▶ Work required
Lift every line from the entries that includes the word "Incidents".

(App and web page records)
§ §

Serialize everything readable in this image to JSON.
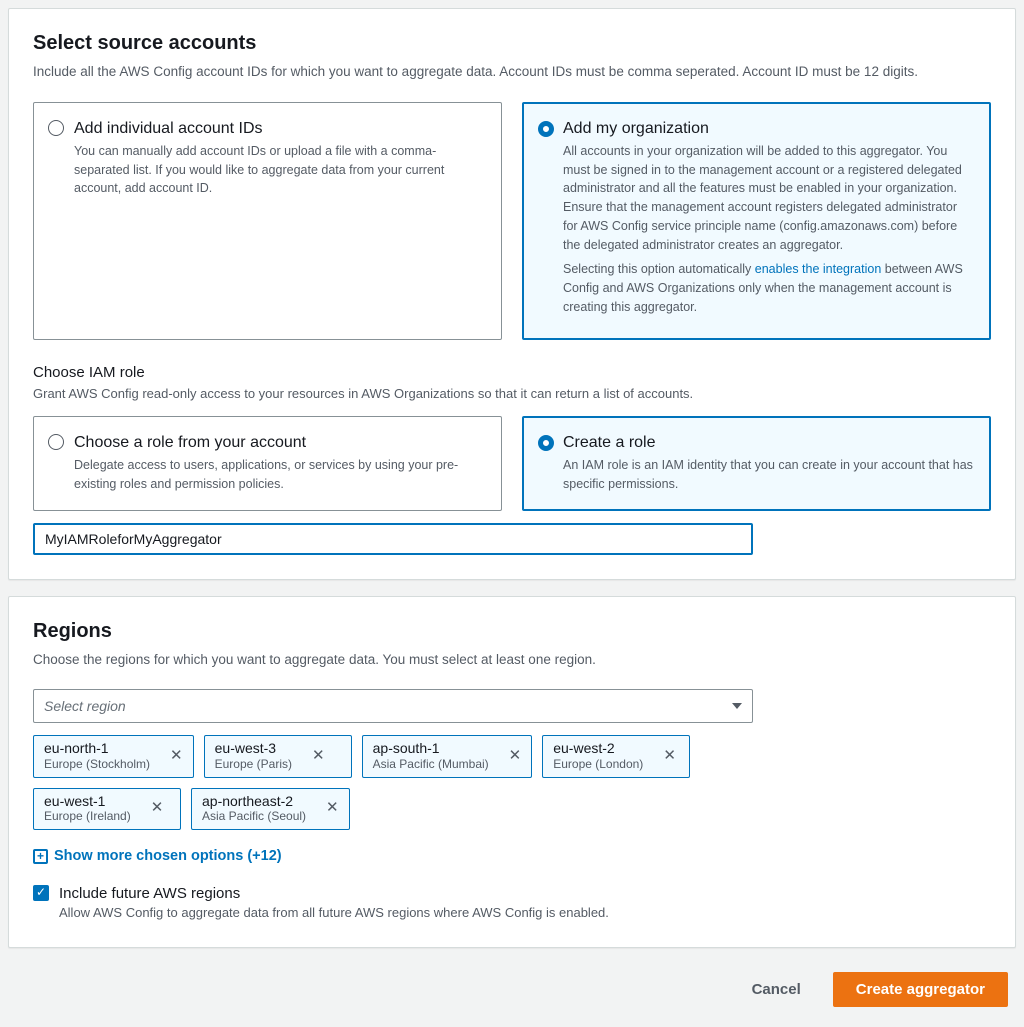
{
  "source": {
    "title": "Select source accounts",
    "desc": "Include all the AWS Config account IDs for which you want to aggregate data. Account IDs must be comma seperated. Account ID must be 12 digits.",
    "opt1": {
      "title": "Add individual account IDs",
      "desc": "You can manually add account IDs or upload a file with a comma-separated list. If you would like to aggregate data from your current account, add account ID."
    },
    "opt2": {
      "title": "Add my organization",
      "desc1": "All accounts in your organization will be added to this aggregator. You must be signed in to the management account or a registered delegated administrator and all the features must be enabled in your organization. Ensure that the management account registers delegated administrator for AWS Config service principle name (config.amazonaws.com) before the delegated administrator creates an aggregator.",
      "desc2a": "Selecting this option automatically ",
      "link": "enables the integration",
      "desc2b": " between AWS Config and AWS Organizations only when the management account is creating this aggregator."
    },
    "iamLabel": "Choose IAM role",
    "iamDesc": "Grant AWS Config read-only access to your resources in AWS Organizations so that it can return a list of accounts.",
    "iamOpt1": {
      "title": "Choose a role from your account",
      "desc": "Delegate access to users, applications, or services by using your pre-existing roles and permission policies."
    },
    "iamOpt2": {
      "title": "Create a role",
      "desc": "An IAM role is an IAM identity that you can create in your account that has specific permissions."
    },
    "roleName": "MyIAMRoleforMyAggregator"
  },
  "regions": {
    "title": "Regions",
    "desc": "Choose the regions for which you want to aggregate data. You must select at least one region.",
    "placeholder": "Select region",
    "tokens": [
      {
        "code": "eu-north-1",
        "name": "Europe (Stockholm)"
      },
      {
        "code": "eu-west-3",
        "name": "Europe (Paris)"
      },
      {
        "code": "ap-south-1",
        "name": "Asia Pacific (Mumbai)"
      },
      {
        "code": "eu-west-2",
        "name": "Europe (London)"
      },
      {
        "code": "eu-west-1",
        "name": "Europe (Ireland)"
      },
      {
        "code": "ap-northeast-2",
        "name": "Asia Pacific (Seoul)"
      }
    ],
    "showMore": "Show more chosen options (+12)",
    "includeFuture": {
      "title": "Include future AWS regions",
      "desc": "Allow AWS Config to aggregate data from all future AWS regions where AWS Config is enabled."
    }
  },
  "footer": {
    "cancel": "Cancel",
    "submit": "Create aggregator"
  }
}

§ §

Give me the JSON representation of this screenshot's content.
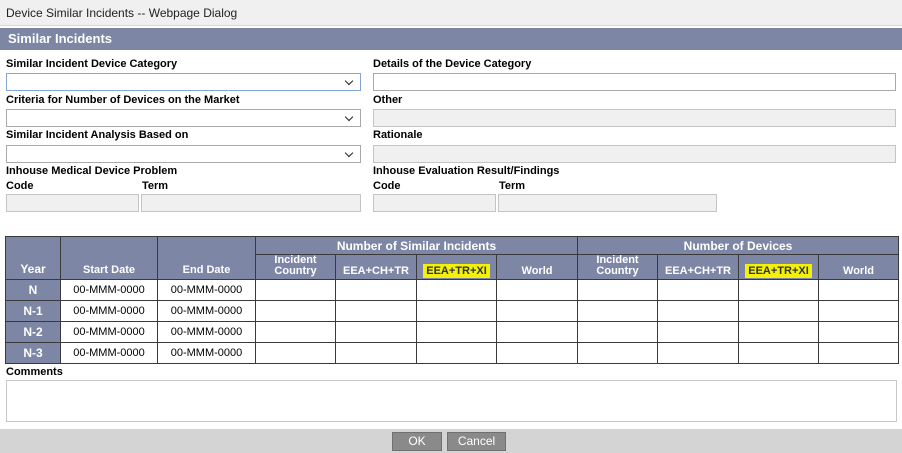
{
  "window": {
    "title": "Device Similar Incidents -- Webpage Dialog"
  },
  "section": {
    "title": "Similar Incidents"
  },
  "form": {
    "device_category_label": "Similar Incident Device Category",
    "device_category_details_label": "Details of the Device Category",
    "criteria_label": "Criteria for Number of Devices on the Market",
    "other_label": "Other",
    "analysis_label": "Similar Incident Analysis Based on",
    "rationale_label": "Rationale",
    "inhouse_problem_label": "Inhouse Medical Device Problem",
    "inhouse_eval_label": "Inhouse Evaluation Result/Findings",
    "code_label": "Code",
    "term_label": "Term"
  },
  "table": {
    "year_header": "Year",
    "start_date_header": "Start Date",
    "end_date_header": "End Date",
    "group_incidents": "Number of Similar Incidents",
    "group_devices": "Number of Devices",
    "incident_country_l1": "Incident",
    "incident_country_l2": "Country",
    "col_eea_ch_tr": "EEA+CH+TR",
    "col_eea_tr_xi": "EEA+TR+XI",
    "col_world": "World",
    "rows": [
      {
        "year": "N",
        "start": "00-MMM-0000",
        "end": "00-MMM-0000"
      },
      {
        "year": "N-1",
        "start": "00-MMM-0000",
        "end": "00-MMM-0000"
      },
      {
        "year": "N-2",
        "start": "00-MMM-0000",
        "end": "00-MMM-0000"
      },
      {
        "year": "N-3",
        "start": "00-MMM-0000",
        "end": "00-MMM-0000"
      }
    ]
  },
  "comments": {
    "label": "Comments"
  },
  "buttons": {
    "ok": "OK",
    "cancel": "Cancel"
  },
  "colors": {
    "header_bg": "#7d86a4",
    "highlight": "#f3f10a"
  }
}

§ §

▶ Finished task
    "title": "Device Similar Incidents -- Webpage Dialog"
    "title": "Similar Incidents"
    "group_incidents": "Number of Similar Incidents",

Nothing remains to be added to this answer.